Date Created: 15.05.2015

This blog series is based on work by writer Diane Lemieux and trainer Anne Parker in their book The Mobile Life: a new approach to moving anywhere.


The experience of managing the challenges of leaving Life A in order to establish a full life elsewhere will have changed you: the bird that returns from the yearly migration is stronger, more independent and has skills and knowledge that it would not have developed had it stayed within the security of ‘home’.

On the one hand, the mobile lifestyle opens the doors of what is possible, provides the possibility of choices that did not exist before. The experience has the potential of making you more flexible, more open to other points of view, more able to deal with all sorts of change and more creative in finding solutions to problems.

On the other hand, the experience means that we are seen as different by those who have not shared the mobile experience. For this reason, many people experience going back to their original ‘home’ as possibly even more difficult than moving abroad in the first place. Whereas being an expatriate requires that one explore and learn and be open to change and difference, going ‘home’ means to conform and return to the routine of what is already familiar.

Many ex-mobiles feel disoriented as to where they really belong. There are many aspects to this issue but one strategy for dealing with it is to treat ‘home’ as a totally new and exotic location. Identify locals that are open to ‘foreigners’ like yourself, people who have a similar world view and who are active in similar interests. Discover new aspects of your old ‘home’ you never knew existed.  Continue to visit the world through the contacts you made abroad or through your local museum. The mobile life need not end even though your visa expired.

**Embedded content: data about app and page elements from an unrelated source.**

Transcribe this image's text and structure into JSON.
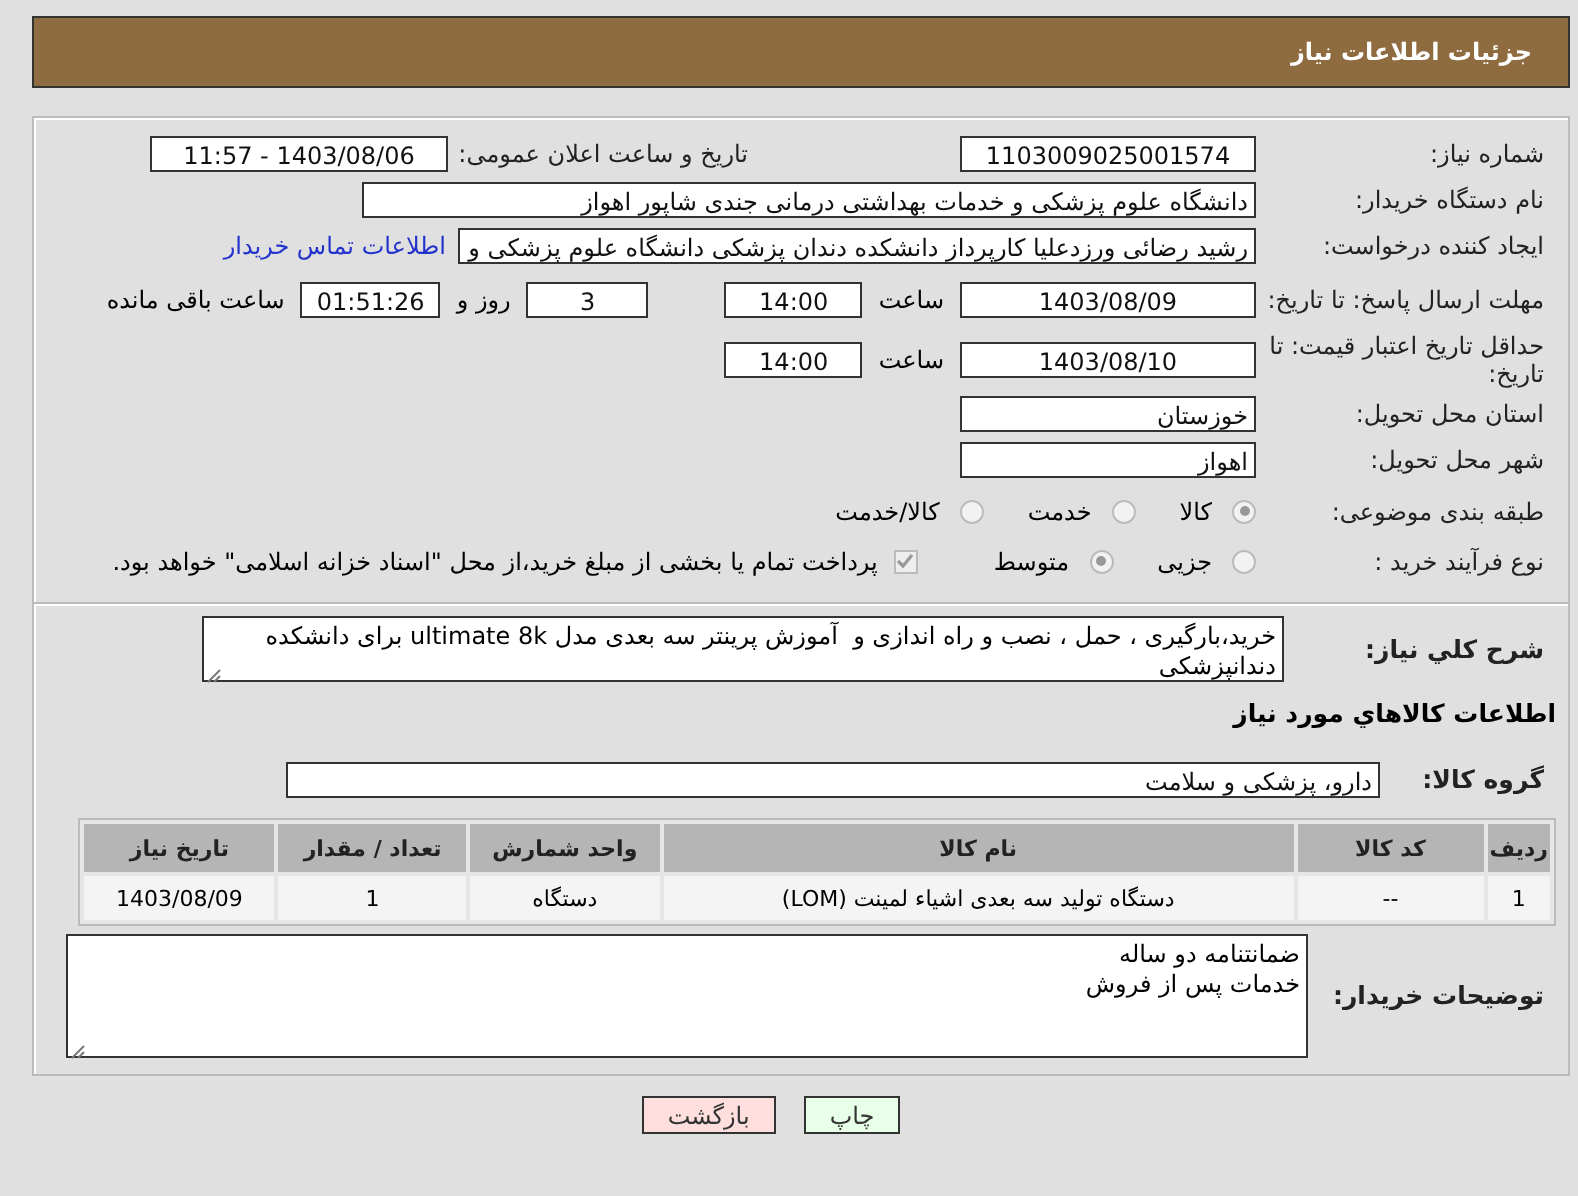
{
  "header": {
    "title": "جزئیات اطلاعات نیاز"
  },
  "need_number": {
    "label": "شماره نیاز:",
    "value": "1103009025001574"
  },
  "announce": {
    "label": "تاریخ و ساعت اعلان عمومی:",
    "value": "1403/08/06 - 11:57"
  },
  "buyer": {
    "label": "نام دستگاه خریدار:",
    "value": "دانشگاه علوم پزشکی و خدمات بهداشتی درمانی جندی شاپور اهواز"
  },
  "requester": {
    "label": "ایجاد کننده درخواست:",
    "value": "رشید رضائی ورزدعلیا کارپرداز دانشکده دندان پزشکی دانشگاه علوم پزشکی و",
    "link": "اطلاعات تماس خریدار"
  },
  "deadline": {
    "label": "مهلت ارسال پاسخ: تا تاریخ:",
    "date": "1403/08/09",
    "time_label": "ساعت",
    "time": "14:00",
    "days": "3",
    "days_label": "روز و",
    "remaining": "01:51:26",
    "remaining_label": "ساعت باقی مانده"
  },
  "price_validity": {
    "label": "حداقل تاریخ اعتبار قیمت: تا تاریخ:",
    "date": "1403/08/10",
    "time_label": "ساعت",
    "time": "14:00"
  },
  "province": {
    "label": "استان محل تحویل:",
    "value": "خوزستان"
  },
  "city": {
    "label": "شهر محل تحویل:",
    "value": "اهواز"
  },
  "category": {
    "label": "طبقه بندی موضوعی:",
    "options": [
      {
        "label": "کالا",
        "selected": true
      },
      {
        "label": "خدمت",
        "selected": false
      },
      {
        "label": "کالا/خدمت",
        "selected": false
      }
    ]
  },
  "process": {
    "label": "نوع فرآیند خرید :",
    "options": [
      {
        "label": "جزیی",
        "selected": false
      },
      {
        "label": "متوسط",
        "selected": true
      }
    ],
    "payment": {
      "label": "پرداخت تمام یا بخشی از مبلغ خرید،از محل \"اسناد خزانه اسلامی\" خواهد بود.",
      "checked": true
    }
  },
  "description": {
    "label": "شرح کلي نياز:",
    "value": "خرید،بارگیری ، حمل ، نصب و راه اندازی و  آموزش پرینتر سه بعدی مدل ultimate 8k برای دانشکده دندانپزشکی"
  },
  "goods_heading": "اطلاعات کالاهاي مورد نياز",
  "group": {
    "label": "گروه کالا:",
    "value": "دارو، پزشکی و سلامت"
  },
  "table": {
    "columns": [
      "ردیف",
      "کد کالا",
      "نام کالا",
      "واحد شمارش",
      "تعداد / مقدار",
      "تاریخ نیاز"
    ],
    "rows": [
      [
        "1",
        "--",
        "دستگاه تولید سه بعدی اشیاء لمینت (LOM)",
        "دستگاه",
        "1",
        "1403/08/09"
      ]
    ]
  },
  "notes": {
    "label": "توضیحات خریدار:",
    "lines": [
      "ضمانتنامه دو ساله",
      "خدمات پس از فروش"
    ]
  },
  "buttons": [
    {
      "label": "چاپ",
      "kind": "print"
    },
    {
      "label": "بازگشت",
      "kind": "back"
    }
  ]
}
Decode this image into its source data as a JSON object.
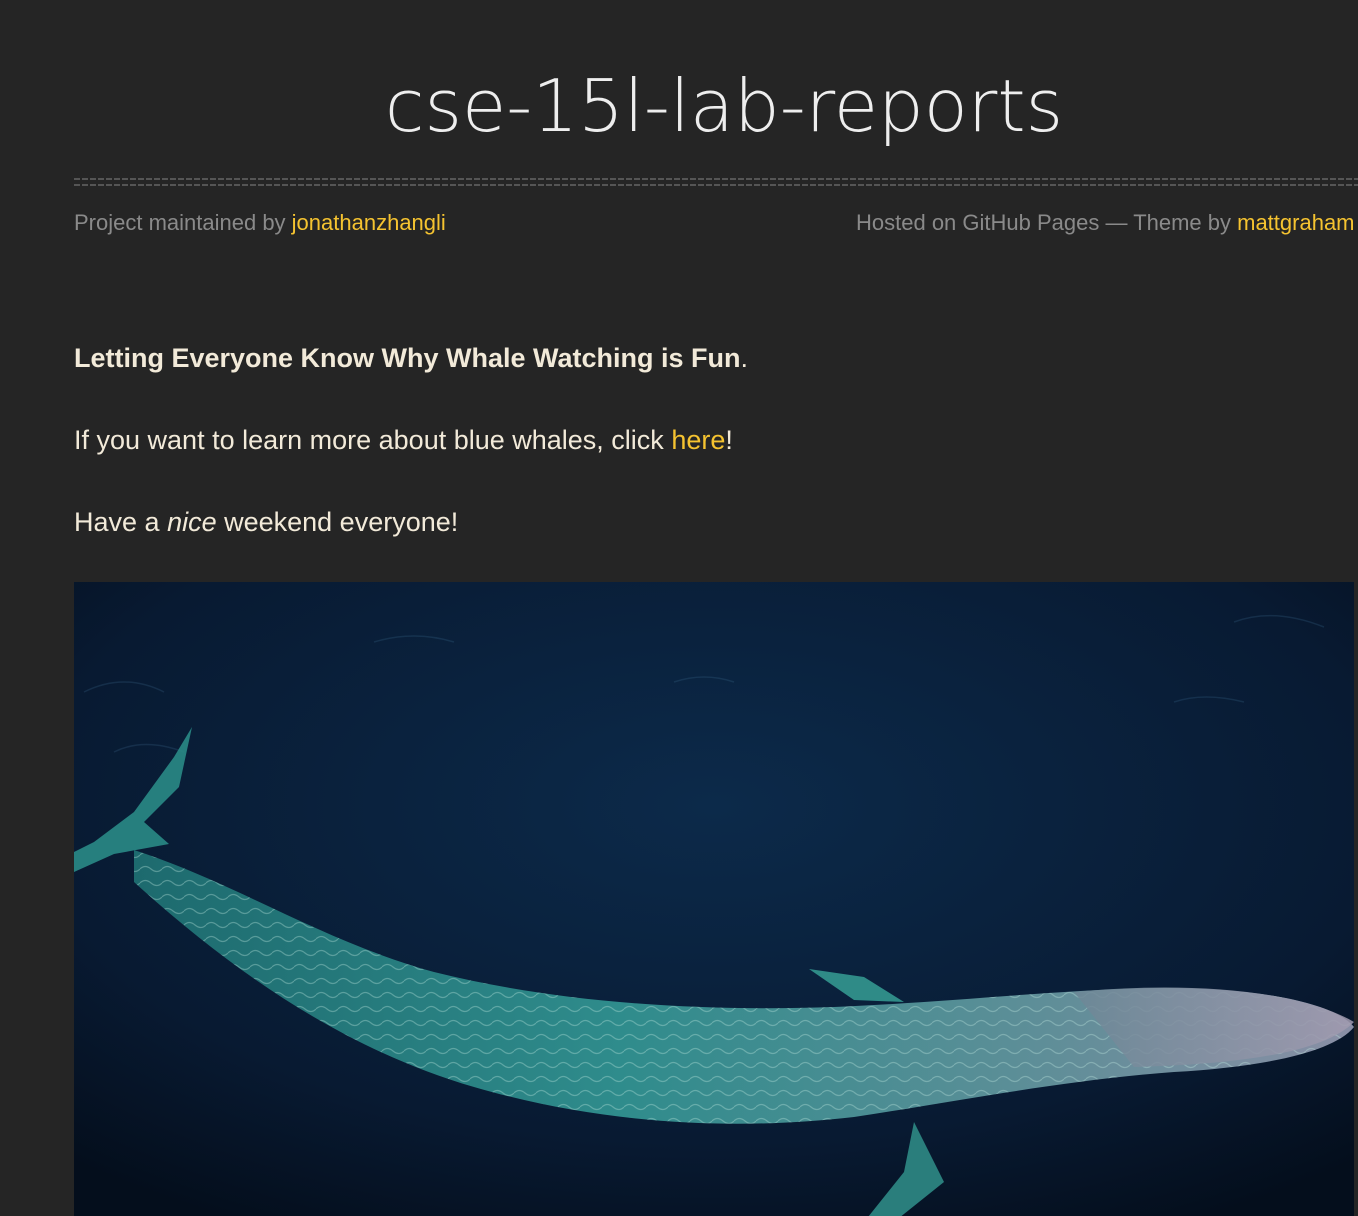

By: Diane Lemieux, 15th May 2015

For more from The Mobile Life visit:


Diane Lemieux  has spent a whole lifetime as an expat and sees moving to live in a new country as a life choice made by an increasing number of people. Those who successfully recreate a full and satisfying life in a new place develop the skills and approaches needed to deal with any change that life presents us.Her new book, The Mobile Life, co-written with Anne Parker, helps those who are undertaking this journey for the first time, and highlights the achievements of those who are experienced resettlers.